Instructions to follow -
Which lines of the records contain the word "prorated"? Copy each one.

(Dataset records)
═══

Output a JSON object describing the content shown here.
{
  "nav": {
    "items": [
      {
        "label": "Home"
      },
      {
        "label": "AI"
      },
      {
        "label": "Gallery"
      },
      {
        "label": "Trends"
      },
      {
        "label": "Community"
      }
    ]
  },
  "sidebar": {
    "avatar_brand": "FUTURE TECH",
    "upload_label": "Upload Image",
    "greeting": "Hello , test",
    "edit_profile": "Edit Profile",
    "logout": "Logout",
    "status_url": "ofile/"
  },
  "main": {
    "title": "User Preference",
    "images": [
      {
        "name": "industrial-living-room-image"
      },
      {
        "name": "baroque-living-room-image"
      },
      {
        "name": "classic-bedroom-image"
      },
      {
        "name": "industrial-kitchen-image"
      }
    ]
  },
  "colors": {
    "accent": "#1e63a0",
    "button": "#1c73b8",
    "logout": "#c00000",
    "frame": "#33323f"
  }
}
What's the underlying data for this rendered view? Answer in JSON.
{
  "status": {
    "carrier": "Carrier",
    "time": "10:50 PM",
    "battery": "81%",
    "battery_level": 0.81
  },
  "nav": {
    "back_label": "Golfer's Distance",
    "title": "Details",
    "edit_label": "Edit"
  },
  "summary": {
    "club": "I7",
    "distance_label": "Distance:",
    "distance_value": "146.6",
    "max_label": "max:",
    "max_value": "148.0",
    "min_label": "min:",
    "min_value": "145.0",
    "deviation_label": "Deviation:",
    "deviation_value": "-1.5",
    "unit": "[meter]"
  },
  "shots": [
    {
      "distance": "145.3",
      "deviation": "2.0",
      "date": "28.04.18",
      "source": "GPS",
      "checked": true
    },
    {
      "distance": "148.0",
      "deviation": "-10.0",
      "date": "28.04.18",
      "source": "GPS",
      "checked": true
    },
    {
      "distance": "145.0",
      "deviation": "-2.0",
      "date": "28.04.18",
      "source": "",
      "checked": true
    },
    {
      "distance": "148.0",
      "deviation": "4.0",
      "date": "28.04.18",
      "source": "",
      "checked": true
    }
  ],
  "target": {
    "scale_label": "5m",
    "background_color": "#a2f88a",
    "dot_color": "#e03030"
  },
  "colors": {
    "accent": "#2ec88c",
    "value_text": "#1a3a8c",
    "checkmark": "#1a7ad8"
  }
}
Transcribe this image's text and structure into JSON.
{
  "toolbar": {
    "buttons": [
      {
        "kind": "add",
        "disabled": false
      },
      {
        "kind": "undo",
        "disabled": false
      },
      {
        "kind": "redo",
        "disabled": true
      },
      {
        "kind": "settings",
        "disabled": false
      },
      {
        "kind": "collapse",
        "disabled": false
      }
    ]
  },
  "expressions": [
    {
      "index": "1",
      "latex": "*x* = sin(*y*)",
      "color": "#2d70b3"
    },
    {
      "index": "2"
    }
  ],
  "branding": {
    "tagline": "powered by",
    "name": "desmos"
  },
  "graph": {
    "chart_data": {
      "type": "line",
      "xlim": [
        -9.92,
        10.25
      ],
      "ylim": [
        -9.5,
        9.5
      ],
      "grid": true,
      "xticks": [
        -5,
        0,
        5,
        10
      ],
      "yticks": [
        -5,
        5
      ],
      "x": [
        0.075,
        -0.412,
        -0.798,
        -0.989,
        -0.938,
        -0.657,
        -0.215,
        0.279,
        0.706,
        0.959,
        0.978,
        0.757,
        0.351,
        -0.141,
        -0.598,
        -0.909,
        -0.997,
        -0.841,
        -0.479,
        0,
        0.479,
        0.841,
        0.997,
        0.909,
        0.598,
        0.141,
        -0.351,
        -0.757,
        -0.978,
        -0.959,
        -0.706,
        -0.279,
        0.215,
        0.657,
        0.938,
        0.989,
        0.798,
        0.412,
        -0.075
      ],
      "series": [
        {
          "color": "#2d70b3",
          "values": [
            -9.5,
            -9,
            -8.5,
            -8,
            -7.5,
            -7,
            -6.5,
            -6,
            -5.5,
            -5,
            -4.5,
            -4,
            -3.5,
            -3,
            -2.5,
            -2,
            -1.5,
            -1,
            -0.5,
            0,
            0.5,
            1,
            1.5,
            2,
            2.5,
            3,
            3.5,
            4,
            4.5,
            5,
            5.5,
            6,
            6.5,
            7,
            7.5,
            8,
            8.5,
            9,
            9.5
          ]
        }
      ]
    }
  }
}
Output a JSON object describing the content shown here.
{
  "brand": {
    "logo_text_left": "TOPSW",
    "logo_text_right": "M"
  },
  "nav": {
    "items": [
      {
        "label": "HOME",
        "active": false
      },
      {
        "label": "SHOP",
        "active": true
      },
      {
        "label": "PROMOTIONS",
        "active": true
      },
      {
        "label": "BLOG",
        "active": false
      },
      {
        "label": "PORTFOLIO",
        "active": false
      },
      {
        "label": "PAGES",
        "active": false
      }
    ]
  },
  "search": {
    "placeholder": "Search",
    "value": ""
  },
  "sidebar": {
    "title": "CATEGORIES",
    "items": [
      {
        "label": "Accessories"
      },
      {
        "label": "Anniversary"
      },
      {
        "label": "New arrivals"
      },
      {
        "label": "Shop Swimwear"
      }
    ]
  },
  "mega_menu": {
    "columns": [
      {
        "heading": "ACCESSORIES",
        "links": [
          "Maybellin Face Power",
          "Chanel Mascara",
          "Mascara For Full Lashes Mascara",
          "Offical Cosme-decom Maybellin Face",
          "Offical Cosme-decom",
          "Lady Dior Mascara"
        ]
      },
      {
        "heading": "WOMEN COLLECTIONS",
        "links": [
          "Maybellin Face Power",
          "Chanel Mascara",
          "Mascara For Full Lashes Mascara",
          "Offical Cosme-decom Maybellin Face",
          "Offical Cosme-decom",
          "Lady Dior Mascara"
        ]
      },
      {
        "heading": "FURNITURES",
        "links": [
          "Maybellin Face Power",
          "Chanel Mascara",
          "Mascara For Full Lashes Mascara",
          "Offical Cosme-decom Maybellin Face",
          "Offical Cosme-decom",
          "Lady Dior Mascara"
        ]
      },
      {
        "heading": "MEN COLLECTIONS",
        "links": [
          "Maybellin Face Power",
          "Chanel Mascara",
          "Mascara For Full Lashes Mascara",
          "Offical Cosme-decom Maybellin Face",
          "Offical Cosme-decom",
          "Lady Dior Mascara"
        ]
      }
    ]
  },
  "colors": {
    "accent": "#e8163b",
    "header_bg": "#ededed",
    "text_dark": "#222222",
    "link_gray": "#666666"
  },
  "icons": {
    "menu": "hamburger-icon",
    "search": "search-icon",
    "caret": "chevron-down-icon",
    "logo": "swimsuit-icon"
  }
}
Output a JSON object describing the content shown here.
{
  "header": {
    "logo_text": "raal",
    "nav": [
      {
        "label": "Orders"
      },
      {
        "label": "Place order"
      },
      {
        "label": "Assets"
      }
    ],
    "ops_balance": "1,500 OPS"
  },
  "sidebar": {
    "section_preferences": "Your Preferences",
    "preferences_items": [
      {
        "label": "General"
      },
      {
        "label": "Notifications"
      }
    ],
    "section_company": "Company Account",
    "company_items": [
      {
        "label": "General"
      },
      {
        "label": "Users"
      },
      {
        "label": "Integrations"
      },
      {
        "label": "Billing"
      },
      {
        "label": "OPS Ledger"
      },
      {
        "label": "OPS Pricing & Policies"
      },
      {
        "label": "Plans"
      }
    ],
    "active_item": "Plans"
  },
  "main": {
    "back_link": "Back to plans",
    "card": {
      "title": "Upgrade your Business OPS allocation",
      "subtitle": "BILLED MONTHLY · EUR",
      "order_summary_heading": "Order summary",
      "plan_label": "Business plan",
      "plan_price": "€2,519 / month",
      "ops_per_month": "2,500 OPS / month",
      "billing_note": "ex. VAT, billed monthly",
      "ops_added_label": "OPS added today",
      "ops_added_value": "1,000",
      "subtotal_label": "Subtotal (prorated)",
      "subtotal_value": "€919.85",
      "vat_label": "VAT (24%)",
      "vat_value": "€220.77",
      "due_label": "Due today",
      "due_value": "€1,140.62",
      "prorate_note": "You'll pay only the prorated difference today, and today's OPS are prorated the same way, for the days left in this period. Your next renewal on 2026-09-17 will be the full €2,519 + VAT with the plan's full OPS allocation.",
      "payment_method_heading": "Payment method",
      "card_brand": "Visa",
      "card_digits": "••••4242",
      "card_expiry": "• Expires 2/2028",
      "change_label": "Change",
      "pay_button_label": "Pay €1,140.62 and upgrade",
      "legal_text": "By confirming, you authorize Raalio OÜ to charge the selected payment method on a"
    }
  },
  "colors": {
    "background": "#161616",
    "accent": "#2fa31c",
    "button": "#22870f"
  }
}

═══

Exercise solution -
      "subtotal_label": "Subtotal (prorated)",
      "prorate_note": "You'll pay only the prorated difference today, and today's OPS are prorated the same way, for the days left in this period. Your next renewal on 2026-09-17 will be the full €2,519 + VAT with the plan's full OPS allocation.",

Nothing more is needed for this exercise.